◆ **Input data**

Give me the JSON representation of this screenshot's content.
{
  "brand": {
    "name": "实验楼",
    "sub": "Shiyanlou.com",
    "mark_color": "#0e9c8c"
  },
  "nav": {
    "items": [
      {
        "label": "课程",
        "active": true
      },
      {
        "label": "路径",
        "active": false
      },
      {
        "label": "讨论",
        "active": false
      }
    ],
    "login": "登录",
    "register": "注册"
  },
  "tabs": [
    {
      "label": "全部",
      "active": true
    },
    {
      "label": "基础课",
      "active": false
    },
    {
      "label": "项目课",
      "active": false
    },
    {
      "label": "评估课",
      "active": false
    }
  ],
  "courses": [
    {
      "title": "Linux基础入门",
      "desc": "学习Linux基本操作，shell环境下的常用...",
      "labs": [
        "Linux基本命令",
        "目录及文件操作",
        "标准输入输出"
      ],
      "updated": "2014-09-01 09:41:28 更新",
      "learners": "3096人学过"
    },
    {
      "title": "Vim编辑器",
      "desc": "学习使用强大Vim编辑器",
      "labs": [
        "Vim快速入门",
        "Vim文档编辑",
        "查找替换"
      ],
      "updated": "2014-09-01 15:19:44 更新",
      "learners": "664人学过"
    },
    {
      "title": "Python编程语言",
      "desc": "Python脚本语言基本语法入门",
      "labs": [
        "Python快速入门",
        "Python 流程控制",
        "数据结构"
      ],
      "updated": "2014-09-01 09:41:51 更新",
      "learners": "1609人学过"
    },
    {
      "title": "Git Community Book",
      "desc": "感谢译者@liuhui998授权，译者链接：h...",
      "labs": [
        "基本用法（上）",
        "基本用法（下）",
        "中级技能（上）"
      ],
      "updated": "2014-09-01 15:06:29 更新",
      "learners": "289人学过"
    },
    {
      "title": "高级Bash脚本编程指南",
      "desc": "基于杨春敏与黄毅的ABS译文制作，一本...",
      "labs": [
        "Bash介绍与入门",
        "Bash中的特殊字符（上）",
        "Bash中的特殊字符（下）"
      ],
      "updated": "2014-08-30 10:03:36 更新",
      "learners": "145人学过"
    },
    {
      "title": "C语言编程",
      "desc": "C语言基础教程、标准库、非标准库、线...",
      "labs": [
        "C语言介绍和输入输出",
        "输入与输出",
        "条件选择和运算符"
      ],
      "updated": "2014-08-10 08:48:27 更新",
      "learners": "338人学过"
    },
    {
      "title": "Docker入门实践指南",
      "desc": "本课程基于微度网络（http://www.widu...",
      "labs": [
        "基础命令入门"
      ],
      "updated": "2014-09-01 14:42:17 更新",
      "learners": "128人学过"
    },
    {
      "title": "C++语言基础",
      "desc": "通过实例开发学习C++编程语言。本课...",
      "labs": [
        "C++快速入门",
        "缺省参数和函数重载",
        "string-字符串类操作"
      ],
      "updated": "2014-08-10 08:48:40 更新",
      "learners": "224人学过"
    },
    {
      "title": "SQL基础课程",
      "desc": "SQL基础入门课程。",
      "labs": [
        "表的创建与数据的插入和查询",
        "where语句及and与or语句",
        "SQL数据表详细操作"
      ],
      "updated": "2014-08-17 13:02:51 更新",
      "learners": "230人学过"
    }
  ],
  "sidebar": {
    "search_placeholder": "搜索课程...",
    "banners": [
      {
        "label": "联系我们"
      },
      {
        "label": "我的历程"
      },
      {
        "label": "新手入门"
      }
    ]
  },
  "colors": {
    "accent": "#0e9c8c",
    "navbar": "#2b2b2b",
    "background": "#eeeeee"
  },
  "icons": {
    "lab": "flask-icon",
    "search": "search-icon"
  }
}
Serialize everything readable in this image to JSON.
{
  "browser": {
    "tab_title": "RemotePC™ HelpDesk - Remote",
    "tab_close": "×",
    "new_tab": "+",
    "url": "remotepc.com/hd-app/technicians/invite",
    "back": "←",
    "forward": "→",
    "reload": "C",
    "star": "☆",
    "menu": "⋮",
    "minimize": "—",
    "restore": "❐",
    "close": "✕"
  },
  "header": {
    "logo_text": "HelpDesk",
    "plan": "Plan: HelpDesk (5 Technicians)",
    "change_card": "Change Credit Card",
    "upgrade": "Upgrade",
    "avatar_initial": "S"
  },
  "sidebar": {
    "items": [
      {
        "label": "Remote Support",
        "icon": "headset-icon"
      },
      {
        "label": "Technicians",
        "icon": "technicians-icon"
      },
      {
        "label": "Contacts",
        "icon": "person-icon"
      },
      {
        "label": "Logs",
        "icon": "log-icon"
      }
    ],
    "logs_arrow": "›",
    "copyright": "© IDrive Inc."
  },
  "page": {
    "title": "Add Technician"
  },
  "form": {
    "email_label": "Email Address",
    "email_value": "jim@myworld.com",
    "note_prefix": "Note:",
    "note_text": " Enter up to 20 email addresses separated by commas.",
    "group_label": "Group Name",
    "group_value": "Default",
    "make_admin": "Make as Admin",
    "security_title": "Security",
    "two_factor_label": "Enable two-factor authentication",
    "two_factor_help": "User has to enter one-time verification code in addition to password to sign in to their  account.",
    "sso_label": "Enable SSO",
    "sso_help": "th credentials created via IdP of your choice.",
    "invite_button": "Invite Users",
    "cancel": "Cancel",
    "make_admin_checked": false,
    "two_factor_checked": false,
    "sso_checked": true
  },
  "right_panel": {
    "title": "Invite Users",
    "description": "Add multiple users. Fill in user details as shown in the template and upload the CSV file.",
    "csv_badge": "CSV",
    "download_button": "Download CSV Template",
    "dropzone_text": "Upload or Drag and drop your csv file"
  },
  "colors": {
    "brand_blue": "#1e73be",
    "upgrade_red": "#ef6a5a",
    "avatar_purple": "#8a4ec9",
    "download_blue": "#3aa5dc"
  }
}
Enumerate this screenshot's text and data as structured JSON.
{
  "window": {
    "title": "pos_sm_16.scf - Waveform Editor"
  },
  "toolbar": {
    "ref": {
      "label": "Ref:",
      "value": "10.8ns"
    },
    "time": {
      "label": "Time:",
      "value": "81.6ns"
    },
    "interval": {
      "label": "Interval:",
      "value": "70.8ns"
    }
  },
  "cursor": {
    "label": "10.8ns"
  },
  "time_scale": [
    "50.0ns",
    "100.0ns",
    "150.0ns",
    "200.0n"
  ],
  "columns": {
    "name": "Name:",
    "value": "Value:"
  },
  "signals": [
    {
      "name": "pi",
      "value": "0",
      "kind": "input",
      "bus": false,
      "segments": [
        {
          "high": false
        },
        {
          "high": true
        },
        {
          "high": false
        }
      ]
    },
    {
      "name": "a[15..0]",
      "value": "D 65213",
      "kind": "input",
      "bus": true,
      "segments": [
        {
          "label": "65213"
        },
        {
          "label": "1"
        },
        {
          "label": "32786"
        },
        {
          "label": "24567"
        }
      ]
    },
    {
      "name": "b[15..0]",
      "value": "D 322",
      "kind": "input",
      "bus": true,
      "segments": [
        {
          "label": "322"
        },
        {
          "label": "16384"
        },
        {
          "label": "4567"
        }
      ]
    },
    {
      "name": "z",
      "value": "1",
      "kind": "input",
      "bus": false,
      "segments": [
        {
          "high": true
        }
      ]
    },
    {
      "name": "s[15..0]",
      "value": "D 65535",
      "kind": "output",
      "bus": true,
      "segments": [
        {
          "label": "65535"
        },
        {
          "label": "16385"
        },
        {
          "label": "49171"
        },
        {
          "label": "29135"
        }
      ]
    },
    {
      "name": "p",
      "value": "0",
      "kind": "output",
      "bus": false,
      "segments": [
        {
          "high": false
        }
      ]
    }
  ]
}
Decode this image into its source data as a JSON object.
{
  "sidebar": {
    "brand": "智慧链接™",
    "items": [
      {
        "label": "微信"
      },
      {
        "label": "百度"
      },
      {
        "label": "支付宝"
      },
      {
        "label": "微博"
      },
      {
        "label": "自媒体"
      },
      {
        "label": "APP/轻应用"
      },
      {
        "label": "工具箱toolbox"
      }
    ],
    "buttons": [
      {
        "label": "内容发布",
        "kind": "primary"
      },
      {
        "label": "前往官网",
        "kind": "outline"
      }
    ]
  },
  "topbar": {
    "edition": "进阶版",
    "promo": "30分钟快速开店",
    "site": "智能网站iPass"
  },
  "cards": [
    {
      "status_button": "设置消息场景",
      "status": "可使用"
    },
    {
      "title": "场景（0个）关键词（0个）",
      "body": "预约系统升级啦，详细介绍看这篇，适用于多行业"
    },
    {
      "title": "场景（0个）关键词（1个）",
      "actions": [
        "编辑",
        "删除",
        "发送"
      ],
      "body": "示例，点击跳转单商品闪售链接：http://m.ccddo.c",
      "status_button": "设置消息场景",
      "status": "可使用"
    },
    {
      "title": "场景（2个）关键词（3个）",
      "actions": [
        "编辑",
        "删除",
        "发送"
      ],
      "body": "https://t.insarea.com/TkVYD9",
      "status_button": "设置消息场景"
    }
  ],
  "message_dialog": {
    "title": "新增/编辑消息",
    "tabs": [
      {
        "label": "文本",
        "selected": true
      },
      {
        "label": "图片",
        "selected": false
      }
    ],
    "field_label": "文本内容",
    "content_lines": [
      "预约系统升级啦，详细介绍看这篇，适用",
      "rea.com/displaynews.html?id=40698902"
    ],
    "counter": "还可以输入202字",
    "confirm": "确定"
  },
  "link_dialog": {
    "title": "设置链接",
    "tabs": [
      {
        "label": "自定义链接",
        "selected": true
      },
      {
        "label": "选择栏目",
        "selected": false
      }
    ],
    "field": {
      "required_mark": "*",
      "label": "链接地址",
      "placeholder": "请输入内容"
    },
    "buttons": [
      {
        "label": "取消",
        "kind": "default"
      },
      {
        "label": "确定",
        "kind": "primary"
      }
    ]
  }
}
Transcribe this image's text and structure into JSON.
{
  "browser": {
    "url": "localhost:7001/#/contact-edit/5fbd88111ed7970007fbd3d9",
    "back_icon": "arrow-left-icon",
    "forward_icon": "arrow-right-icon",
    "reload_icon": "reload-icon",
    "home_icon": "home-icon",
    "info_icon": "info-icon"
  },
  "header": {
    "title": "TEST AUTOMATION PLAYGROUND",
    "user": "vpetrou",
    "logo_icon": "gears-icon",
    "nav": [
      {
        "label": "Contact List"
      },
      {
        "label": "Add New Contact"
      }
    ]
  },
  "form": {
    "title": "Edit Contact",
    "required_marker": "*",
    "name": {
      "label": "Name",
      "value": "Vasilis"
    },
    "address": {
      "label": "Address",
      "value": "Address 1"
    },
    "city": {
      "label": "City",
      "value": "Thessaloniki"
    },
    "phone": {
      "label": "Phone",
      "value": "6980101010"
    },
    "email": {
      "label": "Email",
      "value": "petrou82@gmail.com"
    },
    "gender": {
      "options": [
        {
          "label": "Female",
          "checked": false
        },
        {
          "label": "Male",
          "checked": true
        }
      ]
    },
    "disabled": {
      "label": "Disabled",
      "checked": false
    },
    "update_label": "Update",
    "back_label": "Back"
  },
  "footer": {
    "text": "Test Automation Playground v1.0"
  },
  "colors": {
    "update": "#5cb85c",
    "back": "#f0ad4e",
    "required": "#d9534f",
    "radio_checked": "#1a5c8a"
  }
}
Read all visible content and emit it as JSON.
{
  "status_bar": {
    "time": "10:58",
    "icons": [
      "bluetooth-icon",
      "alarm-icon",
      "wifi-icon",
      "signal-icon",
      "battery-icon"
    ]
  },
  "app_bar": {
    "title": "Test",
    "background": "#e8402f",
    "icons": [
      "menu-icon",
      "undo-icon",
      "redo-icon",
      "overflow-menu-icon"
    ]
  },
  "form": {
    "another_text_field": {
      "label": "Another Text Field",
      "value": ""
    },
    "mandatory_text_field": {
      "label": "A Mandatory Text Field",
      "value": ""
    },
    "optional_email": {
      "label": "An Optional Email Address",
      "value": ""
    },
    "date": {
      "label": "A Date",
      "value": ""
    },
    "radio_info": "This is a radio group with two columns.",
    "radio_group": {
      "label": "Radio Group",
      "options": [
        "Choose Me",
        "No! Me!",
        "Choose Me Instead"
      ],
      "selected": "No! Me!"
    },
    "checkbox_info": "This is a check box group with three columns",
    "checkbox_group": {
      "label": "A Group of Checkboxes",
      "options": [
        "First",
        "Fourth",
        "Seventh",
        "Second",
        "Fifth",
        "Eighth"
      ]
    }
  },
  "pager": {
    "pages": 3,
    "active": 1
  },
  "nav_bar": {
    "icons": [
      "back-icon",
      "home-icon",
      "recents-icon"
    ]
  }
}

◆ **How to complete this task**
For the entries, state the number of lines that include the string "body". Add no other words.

◆ **Answer section**
3